Quote every entry word for word.

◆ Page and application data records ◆
*-*-*
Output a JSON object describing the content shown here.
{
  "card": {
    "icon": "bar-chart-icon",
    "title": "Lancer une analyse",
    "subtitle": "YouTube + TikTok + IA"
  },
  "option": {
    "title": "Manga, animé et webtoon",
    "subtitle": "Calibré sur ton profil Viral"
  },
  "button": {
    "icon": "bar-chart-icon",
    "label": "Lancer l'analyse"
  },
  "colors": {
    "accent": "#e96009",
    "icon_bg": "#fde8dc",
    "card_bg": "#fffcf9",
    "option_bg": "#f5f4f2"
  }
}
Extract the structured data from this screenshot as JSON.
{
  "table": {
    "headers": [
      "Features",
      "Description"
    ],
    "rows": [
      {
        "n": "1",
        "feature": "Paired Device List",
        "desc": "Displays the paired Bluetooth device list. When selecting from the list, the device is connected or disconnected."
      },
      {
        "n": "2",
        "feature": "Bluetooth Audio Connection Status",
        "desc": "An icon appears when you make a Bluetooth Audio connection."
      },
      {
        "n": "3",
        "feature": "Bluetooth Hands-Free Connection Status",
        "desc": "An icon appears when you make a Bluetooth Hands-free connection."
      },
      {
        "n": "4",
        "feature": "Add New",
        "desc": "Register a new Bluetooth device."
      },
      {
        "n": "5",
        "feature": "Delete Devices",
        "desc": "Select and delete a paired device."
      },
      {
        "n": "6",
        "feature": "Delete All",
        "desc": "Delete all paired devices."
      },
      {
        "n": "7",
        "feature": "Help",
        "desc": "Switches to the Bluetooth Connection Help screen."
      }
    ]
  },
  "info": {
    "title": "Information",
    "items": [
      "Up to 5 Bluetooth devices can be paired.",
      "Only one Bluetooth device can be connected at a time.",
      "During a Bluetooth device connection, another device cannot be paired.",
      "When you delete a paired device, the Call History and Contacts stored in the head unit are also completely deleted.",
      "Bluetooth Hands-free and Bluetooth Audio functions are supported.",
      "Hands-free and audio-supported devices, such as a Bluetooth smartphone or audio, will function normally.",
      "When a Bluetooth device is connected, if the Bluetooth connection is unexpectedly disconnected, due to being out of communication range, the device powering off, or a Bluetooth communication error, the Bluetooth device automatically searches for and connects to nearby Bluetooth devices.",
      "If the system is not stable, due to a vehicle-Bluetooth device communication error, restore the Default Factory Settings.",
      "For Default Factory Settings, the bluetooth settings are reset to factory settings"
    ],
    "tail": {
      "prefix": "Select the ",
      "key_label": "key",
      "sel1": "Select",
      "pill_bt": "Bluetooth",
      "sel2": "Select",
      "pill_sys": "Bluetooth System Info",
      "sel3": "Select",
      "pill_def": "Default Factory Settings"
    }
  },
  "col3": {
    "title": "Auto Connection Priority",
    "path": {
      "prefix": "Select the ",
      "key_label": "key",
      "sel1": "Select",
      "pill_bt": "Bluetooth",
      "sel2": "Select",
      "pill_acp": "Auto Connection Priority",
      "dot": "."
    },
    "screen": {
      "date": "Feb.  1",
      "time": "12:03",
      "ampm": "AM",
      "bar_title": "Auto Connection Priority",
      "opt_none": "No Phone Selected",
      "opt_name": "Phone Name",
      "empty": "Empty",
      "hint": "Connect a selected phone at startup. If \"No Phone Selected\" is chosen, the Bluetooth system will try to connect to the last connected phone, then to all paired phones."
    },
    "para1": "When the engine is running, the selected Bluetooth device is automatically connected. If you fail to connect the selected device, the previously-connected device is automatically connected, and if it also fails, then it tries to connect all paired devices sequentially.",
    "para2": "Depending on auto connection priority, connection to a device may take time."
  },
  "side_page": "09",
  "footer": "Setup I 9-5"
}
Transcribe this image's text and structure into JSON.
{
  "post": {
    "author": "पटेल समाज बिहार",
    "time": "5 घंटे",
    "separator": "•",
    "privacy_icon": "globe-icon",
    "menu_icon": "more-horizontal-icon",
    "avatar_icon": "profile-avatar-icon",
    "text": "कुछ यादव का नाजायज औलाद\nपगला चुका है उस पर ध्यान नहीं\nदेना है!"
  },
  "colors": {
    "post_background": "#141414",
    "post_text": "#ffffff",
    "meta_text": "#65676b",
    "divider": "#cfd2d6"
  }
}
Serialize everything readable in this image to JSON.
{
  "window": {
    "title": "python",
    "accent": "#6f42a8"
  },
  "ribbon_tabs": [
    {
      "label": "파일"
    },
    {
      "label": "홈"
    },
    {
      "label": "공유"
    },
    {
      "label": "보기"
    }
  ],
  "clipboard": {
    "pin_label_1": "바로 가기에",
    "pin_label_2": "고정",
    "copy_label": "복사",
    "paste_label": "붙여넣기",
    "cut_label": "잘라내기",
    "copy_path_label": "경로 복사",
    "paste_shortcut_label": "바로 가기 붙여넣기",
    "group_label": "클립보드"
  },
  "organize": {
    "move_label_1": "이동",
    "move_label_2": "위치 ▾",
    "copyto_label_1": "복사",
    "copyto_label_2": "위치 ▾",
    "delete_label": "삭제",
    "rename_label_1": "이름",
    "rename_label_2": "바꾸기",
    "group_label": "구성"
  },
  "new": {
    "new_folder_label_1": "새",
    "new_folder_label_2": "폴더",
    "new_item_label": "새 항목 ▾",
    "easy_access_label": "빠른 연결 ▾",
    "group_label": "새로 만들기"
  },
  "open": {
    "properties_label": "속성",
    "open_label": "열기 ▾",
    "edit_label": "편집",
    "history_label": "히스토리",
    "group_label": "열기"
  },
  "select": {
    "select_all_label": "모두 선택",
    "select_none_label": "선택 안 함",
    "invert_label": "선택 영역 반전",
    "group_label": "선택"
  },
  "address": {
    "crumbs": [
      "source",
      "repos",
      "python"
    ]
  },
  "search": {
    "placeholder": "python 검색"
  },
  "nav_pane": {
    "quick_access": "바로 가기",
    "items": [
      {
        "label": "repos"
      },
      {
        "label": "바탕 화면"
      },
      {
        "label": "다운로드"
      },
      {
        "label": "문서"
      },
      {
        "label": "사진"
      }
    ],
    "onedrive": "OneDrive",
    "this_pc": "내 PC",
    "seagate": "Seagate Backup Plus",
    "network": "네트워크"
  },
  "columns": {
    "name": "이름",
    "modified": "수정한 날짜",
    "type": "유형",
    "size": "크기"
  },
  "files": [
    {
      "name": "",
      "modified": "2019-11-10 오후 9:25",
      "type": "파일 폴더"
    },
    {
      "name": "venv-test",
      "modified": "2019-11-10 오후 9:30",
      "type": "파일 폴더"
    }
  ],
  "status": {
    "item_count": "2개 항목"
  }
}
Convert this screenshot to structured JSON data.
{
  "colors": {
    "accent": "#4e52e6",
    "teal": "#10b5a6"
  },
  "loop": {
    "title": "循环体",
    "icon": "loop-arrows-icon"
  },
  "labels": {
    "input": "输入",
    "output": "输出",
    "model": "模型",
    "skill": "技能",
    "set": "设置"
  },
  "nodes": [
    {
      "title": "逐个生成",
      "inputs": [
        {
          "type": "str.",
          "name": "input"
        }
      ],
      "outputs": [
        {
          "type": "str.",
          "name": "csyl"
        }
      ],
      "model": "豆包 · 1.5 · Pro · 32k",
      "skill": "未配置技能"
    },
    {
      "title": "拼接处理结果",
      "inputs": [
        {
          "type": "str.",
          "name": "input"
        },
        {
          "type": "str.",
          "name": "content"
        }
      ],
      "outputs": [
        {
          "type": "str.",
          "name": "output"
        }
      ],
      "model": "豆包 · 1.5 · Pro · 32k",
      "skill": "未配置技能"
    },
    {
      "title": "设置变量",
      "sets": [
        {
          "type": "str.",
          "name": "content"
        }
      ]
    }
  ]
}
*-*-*
◆ RESULT OF THE TASK ◆
Output a JSON object describing the content shown here.
{
  "card": {
    "icon": "bar-chart-icon",
    "title": "Lancer une analyse",
    "subtitle": "YouTube + TikTok + IA"
  },
  "option": {
    "title": "Manga, animé et webtoon",
    "subtitle": "Calibré sur ton profil Viral"
  },
  "button": {
    "icon": "bar-chart-icon",
    "label": "Lancer l'analyse"
  },
  "colors": {
    "accent": "#e96009",
    "icon_bg": "#fde8dc",
    "card_bg": "#fffcf9",
    "option_bg": "#f5f4f2"
  }
}
Extract the structured data from this screenshot as JSON.
{
  "table": {
    "headers": [
      "Features",
      "Description"
    ],
    "rows": [
      {
        "n": "1",
        "feature": "Paired Device List",
        "desc": "Displays the paired Bluetooth device list. When selecting from the list, the device is connected or disconnected."
      },
      {
        "n": "2",
        "feature": "Bluetooth Audio Connection Status",
        "desc": "An icon appears when you make a Bluetooth Audio connection."
      },
      {
        "n": "3",
        "feature": "Bluetooth Hands-Free Connection Status",
        "desc": "An icon appears when you make a Bluetooth Hands-free connection."
      },
      {
        "n": "4",
        "feature": "Add New",
        "desc": "Register a new Bluetooth device."
      },
      {
        "n": "5",
        "feature": "Delete Devices",
        "desc": "Select and delete a paired device."
      },
      {
        "n": "6",
        "feature": "Delete All",
        "desc": "Delete all paired devices."
      },
      {
        "n": "7",
        "feature": "Help",
        "desc": "Switches to the Bluetooth Connection Help screen."
      }
    ]
  },
  "info": {
    "title": "Information",
    "items": [
      "Up to 5 Bluetooth devices can be paired.",
      "Only one Bluetooth device can be connected at a time.",
      "During a Bluetooth device connection, another device cannot be paired.",
      "When you delete a paired device, the Call History and Contacts stored in the head unit are also completely deleted.",
      "Bluetooth Hands-free and Bluetooth Audio functions are supported.",
      "Hands-free and audio-supported devices, such as a Bluetooth smartphone or audio, will function normally.",
      "When a Bluetooth device is connected, if the Bluetooth connection is unexpectedly disconnected, due to being out of communication range, the device powering off, or a Bluetooth communication error, the Bluetooth device automatically searches for and connects to nearby Bluetooth devices.",
      "If the system is not stable, due to a vehicle-Bluetooth device communication error, restore the Default Factory Settings.",
      "For Default Factory Settings, the bluetooth settings are reset to factory settings"
    ],
    "tail": {
      "prefix": "Select the ",
      "key_label": "key",
      "sel1": "Select",
      "pill_bt": "Bluetooth",
      "sel2": "Select",
      "pill_sys": "Bluetooth System Info",
      "sel3": "Select",
      "pill_def": "Default Factory Settings"
    }
  },
  "col3": {
    "title": "Auto Connection Priority",
    "path": {
      "prefix": "Select the ",
      "key_label": "key",
      "sel1": "Select",
      "pill_bt": "Bluetooth",
      "sel2": "Select",
      "pill_acp": "Auto Connection Priority",
      "dot": "."
    },
    "screen": {
      "date": "Feb.  1",
      "time": "12:03",
      "ampm": "AM",
      "bar_title": "Auto Connection Priority",
      "opt_none": "No Phone Selected",
      "opt_name": "Phone Name",
      "empty": "Empty",
      "hint": "Connect a selected phone at startup. If \"No Phone Selected\" is chosen, the Bluetooth system will try to connect to the last connected phone, then to all paired phones."
    },
    "para1": "When the engine is running, the selected Bluetooth device is automatically connected. If you fail to connect the selected device, the previously-connected device is automatically connected, and if it also fails, then it tries to connect all paired devices sequentially.",
    "para2": "Depending on auto connection priority, connection to a device may take time."
  },
  "side_page": "09",
  "footer": "Setup I 9-5"
}
Transcribe this image's text and structure into JSON.
{
  "post": {
    "author": "पटेल समाज बिहार",
    "time": "5 घंटे",
    "separator": "•",
    "privacy_icon": "globe-icon",
    "menu_icon": "more-horizontal-icon",
    "avatar_icon": "profile-avatar-icon",
    "text": "कुछ यादव का नाजायज औलाद\nपगला चुका है उस पर ध्यान नहीं\nदेना है!"
  },
  "colors": {
    "post_background": "#141414",
    "post_text": "#ffffff",
    "meta_text": "#65676b",
    "divider": "#cfd2d6"
  }
}
Serialize everything readable in this image to JSON.
{
  "window": {
    "title": "python",
    "accent": "#6f42a8"
  },
  "ribbon_tabs": [
    {
      "label": "파일"
    },
    {
      "label": "홈"
    },
    {
      "label": "공유"
    },
    {
      "label": "보기"
    }
  ],
  "clipboard": {
    "pin_label_1": "바로 가기에",
    "pin_label_2": "고정",
    "copy_label": "복사",
    "paste_label": "붙여넣기",
    "cut_label": "잘라내기",
    "copy_path_label": "경로 복사",
    "paste_shortcut_label": "바로 가기 붙여넣기",
    "group_label": "클립보드"
  },
  "organize": {
    "move_label_1": "이동",
    "move_label_2": "위치 ▾",
    "copyto_label_1": "복사",
    "copyto_label_2": "위치 ▾",
    "delete_label": "삭제",
    "rename_label_1": "이름",
    "rename_label_2": "바꾸기",
    "group_label": "구성"
  },
  "new": {
    "new_folder_label_1": "새",
    "new_folder_label_2": "폴더",
    "new_item_label": "새 항목 ▾",
    "easy_access_label": "빠른 연결 ▾",
    "group_label": "새로 만들기"
  },
  "open": {
    "properties_label": "속성",
    "open_label": "열기 ▾",
    "edit_label": "편집",
    "history_label": "히스토리",
    "group_label": "열기"
  },
  "select": {
    "select_all_label": "모두 선택",
    "select_none_label": "선택 안 함",
    "invert_label": "선택 영역 반전",
    "group_label": "선택"
  },
  "address": {
    "crumbs": [
      "source",
      "repos",
      "python"
    ]
  },
  "search": {
    "placeholder": "python 검색"
  },
  "nav_pane": {
    "quick_access": "바로 가기",
    "items": [
      {
        "label": "repos"
      },
      {
        "label": "바탕 화면"
      },
      {
        "label": "다운로드"
      },
      {
        "label": "문서"
      },
      {
        "label": "사진"
      }
    ],
    "onedrive": "OneDrive",
    "this_pc": "내 PC",
    "seagate": "Seagate Backup Plus",
    "network": "네트워크"
  },
  "columns": {
    "name": "이름",
    "modified": "수정한 날짜",
    "type": "유형",
    "size": "크기"
  },
  "files": [
    {
      "name": "",
      "modified": "2019-11-10 오후 9:25",
      "type": "파일 폴더"
    },
    {
      "name": "venv-test",
      "modified": "2019-11-10 오후 9:30",
      "type": "파일 폴더"
    }
  ],
  "status": {
    "item_count": "2개 항목"
  }
}
Convert this screenshot to structured JSON data.
{
  "colors": {
    "accent": "#4e52e6",
    "teal": "#10b5a6"
  },
  "loop": {
    "title": "循环体",
    "icon": "loop-arrows-icon"
  },
  "labels": {
    "input": "输入",
    "output": "输出",
    "model": "模型",
    "skill": "技能",
    "set": "设置"
  },
  "nodes": [
    {
      "title": "逐个生成",
      "inputs": [
        {
          "type": "str.",
          "name": "input"
        }
      ],
      "outputs": [
        {
          "type": "str.",
          "name": "csyl"
        }
      ],
      "model": "豆包 · 1.5 · Pro · 32k",
      "skill": "未配置技能"
    },
    {
      "title": "拼接处理结果",
      "inputs": [
        {
          "type": "str.",
          "name": "input"
        },
        {
          "type": "str.",
          "name": "content"
        }
      ],
      "outputs": [
        {
          "type": "str.",
          "name": "output"
        }
      ],
      "model": "豆包 · 1.5 · Pro · 32k",
      "skill": "未配置技能"
    },
    {
      "title": "设置变量",
      "sets": [
        {
          "type": "str.",
          "name": "content"
        }
      ]
    }
  ]
}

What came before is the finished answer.